◆ **What you have to do**
The reply should consist of the full listing, written out exactly.

-=-=-=-=-

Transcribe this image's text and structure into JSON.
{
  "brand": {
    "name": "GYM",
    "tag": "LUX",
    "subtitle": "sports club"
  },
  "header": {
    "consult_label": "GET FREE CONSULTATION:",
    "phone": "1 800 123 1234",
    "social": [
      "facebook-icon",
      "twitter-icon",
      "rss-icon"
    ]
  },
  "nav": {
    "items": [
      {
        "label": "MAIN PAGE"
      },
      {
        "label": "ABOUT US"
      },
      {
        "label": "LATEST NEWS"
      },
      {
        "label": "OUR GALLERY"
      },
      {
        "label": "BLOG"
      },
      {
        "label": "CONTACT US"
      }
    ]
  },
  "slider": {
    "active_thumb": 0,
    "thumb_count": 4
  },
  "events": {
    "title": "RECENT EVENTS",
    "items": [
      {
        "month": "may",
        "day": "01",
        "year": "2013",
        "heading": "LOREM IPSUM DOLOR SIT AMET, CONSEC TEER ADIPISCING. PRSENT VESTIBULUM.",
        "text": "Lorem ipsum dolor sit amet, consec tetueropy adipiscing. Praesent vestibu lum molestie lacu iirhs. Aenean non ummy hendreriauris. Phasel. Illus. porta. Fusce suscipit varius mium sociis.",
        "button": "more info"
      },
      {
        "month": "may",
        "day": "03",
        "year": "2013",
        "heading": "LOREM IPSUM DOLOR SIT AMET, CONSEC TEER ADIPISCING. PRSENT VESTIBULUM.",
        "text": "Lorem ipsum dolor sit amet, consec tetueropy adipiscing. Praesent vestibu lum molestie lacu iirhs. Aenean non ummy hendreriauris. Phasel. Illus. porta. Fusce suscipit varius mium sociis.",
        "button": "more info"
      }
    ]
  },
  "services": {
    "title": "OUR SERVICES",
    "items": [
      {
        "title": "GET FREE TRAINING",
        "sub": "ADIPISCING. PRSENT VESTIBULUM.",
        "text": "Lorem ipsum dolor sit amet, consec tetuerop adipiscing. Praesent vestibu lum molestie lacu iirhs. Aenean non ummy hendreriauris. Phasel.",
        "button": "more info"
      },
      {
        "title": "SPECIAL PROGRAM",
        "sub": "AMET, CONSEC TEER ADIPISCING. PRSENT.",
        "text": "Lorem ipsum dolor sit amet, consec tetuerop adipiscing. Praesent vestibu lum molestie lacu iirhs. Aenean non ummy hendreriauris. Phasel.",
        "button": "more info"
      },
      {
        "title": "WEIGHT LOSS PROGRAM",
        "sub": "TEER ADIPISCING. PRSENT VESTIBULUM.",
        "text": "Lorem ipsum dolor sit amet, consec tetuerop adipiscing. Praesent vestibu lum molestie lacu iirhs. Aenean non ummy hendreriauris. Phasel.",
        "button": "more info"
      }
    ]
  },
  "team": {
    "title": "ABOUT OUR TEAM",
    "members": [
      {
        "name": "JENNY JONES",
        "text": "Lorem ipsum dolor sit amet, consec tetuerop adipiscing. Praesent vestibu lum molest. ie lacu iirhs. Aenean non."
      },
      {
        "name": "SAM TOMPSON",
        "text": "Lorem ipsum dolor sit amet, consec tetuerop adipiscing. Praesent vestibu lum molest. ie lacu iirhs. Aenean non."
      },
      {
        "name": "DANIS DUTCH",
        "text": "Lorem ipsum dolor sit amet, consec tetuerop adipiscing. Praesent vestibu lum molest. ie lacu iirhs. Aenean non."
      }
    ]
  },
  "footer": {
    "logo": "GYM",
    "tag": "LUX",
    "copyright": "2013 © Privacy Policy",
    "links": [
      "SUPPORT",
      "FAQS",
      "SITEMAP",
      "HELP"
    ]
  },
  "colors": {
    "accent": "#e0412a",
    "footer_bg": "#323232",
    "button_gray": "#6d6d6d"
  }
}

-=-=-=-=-

◆ **Response area**
Transcribe this image's text and structure into JSON.
{
  "brand": {
    "name": "GYM",
    "tag": "LUX",
    "subtitle": "sports club"
  },
  "header": {
    "consult_label": "GET FREE CONSULTATION:",
    "phone": "1 800 123 1234",
    "social": [
      "facebook-icon",
      "twitter-icon",
      "rss-icon"
    ]
  },
  "nav": {
    "items": [
      {
        "label": "MAIN PAGE"
      },
      {
        "label": "ABOUT US"
      },
      {
        "label": "LATEST NEWS"
      },
      {
        "label": "OUR GALLERY"
      },
      {
        "label": "BLOG"
      },
      {
        "label": "CONTACT US"
      }
    ]
  },
  "slider": {
    "active_thumb": 0,
    "thumb_count": 4
  },
  "events": {
    "title": "RECENT EVENTS",
    "items": [
      {
        "month": "may",
        "day": "01",
        "year": "2013",
        "heading": "LOREM IPSUM DOLOR SIT AMET, CONSEC TEER ADIPISCING. PRSENT VESTIBULUM.",
        "text": "Lorem ipsum dolor sit amet, consec tetueropy adipiscing. Praesent vestibu lum molestie lacu iirhs. Aenean non ummy hendreriauris. Phasel. Illus. porta. Fusce suscipit varius mium sociis.",
        "button": "more info"
      },
      {
        "month": "may",
        "day": "03",
        "year": "2013",
        "heading": "LOREM IPSUM DOLOR SIT AMET, CONSEC TEER ADIPISCING. PRSENT VESTIBULUM.",
        "text": "Lorem ipsum dolor sit amet, consec tetueropy adipiscing. Praesent vestibu lum molestie lacu iirhs. Aenean non ummy hendreriauris. Phasel. Illus. porta. Fusce suscipit varius mium sociis.",
        "button": "more info"
      }
    ]
  },
  "services": {
    "title": "OUR SERVICES",
    "items": [
      {
        "title": "GET FREE TRAINING",
        "sub": "ADIPISCING. PRSENT VESTIBULUM.",
        "text": "Lorem ipsum dolor sit amet, consec tetuerop adipiscing. Praesent vestibu lum molestie lacu iirhs. Aenean non ummy hendreriauris. Phasel.",
        "button": "more info"
      },
      {
        "title": "SPECIAL PROGRAM",
        "sub": "AMET, CONSEC TEER ADIPISCING. PRSENT.",
        "text": "Lorem ipsum dolor sit amet, consec tetuerop adipiscing. Praesent vestibu lum molestie lacu iirhs. Aenean non ummy hendreriauris. Phasel.",
        "button": "more info"
      },
      {
        "title": "WEIGHT LOSS PROGRAM",
        "sub": "TEER ADIPISCING. PRSENT VESTIBULUM.",
        "text": "Lorem ipsum dolor sit amet, consec tetuerop adipiscing. Praesent vestibu lum molestie lacu iirhs. Aenean non ummy hendreriauris. Phasel.",
        "button": "more info"
      }
    ]
  },
  "team": {
    "title": "ABOUT OUR TEAM",
    "members": [
      {
        "name": "JENNY JONES",
        "text": "Lorem ipsum dolor sit amet, consec tetuerop adipiscing. Praesent vestibu lum molest. ie lacu iirhs. Aenean non."
      },
      {
        "name": "SAM TOMPSON",
        "text": "Lorem ipsum dolor sit amet, consec tetuerop adipiscing. Praesent vestibu lum molest. ie lacu iirhs. Aenean non."
      },
      {
        "name": "DANIS DUTCH",
        "text": "Lorem ipsum dolor sit amet, consec tetuerop adipiscing. Praesent vestibu lum molest. ie lacu iirhs. Aenean non."
      }
    ]
  },
  "footer": {
    "logo": "GYM",
    "tag": "LUX",
    "copyright": "2013 © Privacy Policy",
    "links": [
      "SUPPORT",
      "FAQS",
      "SITEMAP",
      "HELP"
    ]
  },
  "colors": {
    "accent": "#e0412a",
    "footer_bg": "#323232",
    "button_gray": "#6d6d6d"
  }
}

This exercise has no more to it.